…If the subjective character of experience is fully comprehensible only from one point of view, then any shift to greater objectivity – that is, less attachment to a specific viewpoint – does not take us nearer to the real nature of the phenomenon: It takes us farther away from it.
In a sense, the seeds of this objection to the reducibility of experience are already detectable in successful cases of reduction; for in discovering sound to be, in reality, a wave phenomenon in air or other media, we leave behind one viewpoint to take up another, and the auditory, human or animal viewpoint that we leave behind remains unreduced. Members of radically different species may both understand the same physical events in objective terms, and this does not require that they understand the phenomenal forms in which those events appear to the senses of members of the other species. Thus it is a condition of their referring to a common reality that their more particular viewpoints are not part of the common reality that they both apprehend. The reduction can succeed only if the species-specific viewpoint is omitted from what is to be reduced.
While Nagel, then, argues that it is not possible for humans to comprehend what it is like to be a bat, one might conclude, in a converse sort of analogy, that dogs cannot comprehend what it is like to be a human. As such, a dog would likely not comprehend anything beyond the relatively narrow parameters of his/or her consciousness and perspective.
Donald Davidson’s 1982 essay, “Rational Animals” makes a careful distinction between thought and belief, categorizing the latter as one of a number of propositional attitudes. Propositional attitudes, Davidson asserts, are hallmarks of the kind of rational thought that distinguishes humans from animals.
We identify thoughts, distinguish between them, describe them for what they are, only as they can be located within a dense network of related beliefs. If we really can intelligibly ascribe single beliefs to a dog, we must be able to imagine how we would decide whether the dog has many other beliefs of the kind necessary for making sense of the first. It seems to me that no matter where we start, we very soon come to beliefs such that we have no idea at all how to tell whether a dog has them, and yet such that without them, our confident first attribution looks shaky.
It’s a sad indictment, I’ll admit; reducing the objects of our collective affections to nothing but “dumb animals.” Make no mistake about it: our dogs (and other pets) think, sense and experience all sorts of things…But they process phenomena differently than we human-types do. While recent research regarding American prairie dogs suggests the possibility of social traits well beyond our current understanding of animal interaction but even with such preliminary findings, present perceptions of animal behavior lie somewhere between sterile epiphenomenalism and fantastical anthropomorphism.
I’ll be the first to admit that it’s emotionally rewarding to ascribe all sorts of feel-good niceties to our furry (and not-so-furry) friends, especially when they bring us so much happiness and relief in our day-to-day lives.

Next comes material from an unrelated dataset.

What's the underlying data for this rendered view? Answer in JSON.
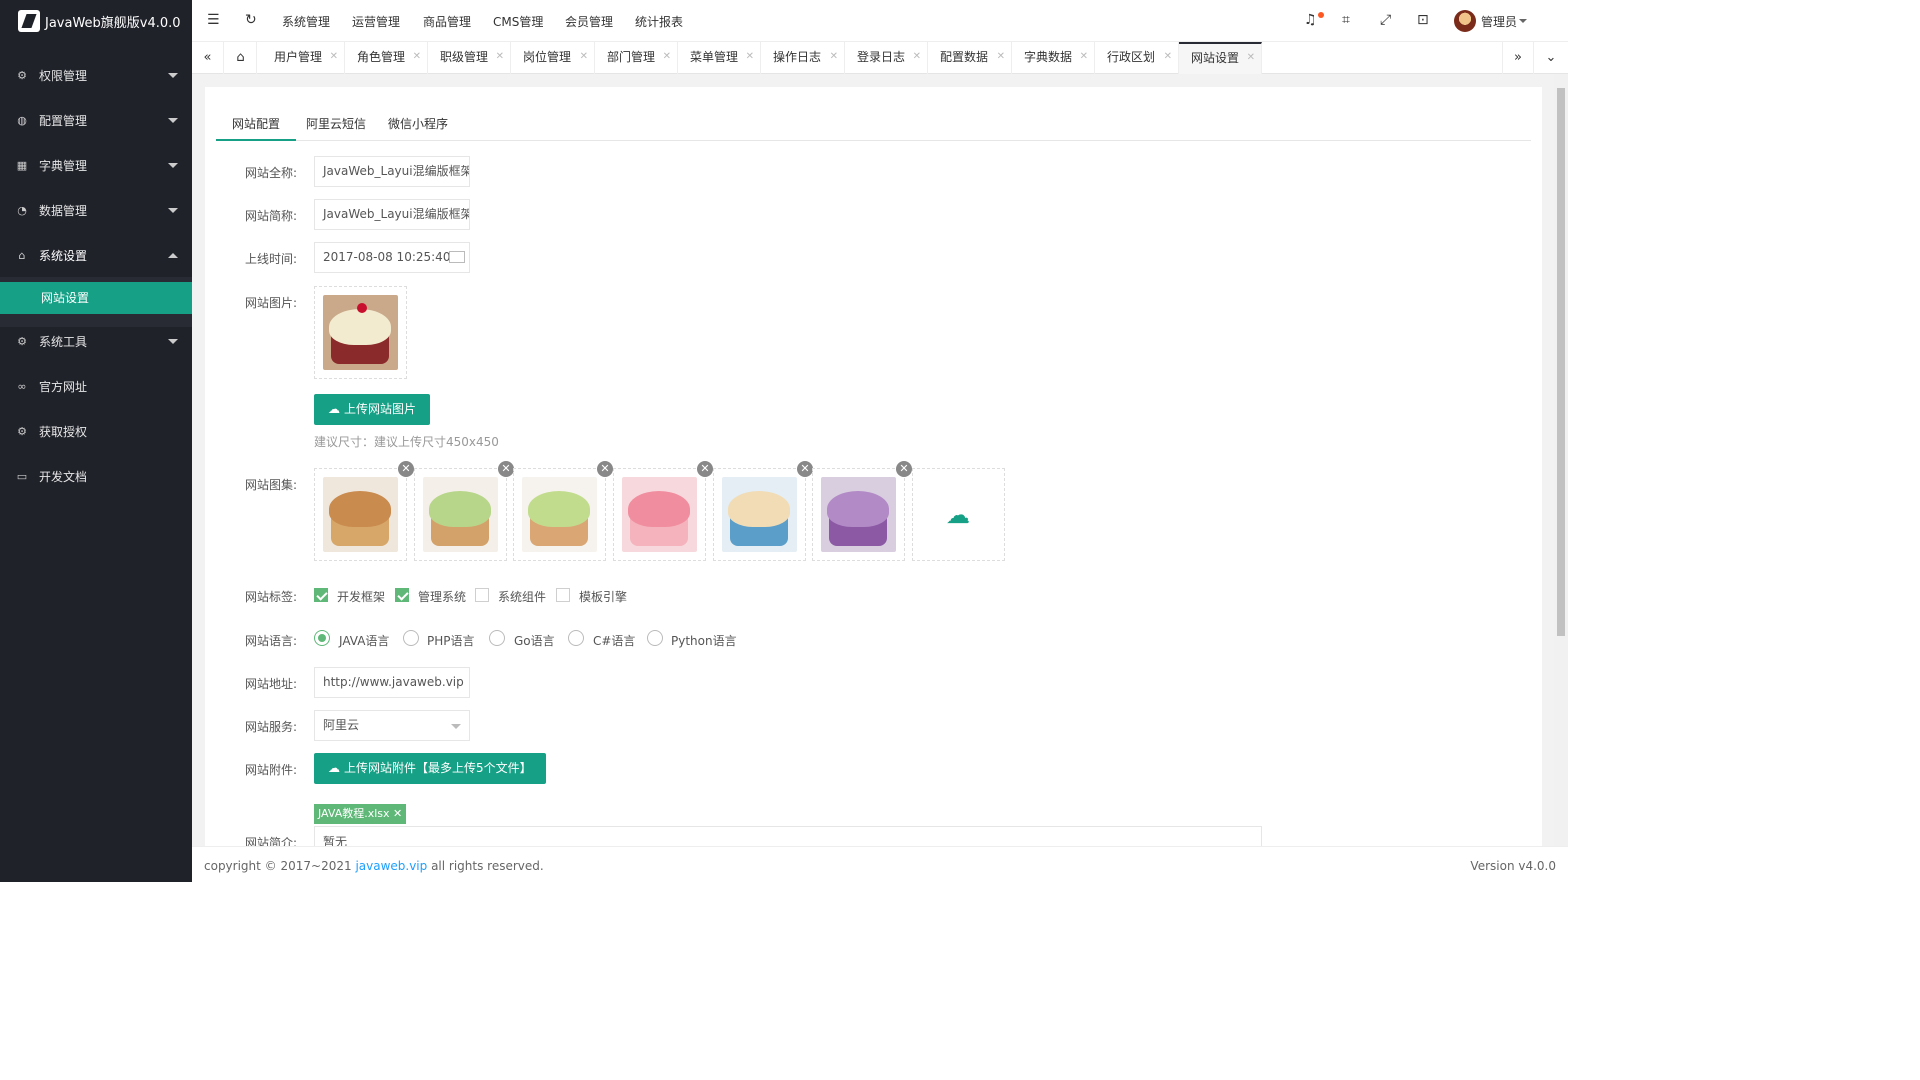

When we look into the countenances of our pets and experience such tremendous feelings of unconditional devotion and acceptance, the question of who knows what seems of little consequence.
 From D.E. Harding’s “On Having No Head” in Douglas Hofstadter’s compilation The Mind’s I: Fantasies and Reflections on Self and Soul, pp. 23-33.
 From Hofstadter’s “Reflections” on Harding’s work.
 From D.E. Harding’s “On Having No Head” in Douglas Hofstadter’s compilation The Mind’s I: Fantasies and Reflections on Self and Soul, pp. 391-414.
 Similar in concept to the “higher mental functions” elucidated by Vygotsky and others.
 From Donald Davidson’s “Rational Animals” in Mind and Cognition: An Anthology, pp. 781-787.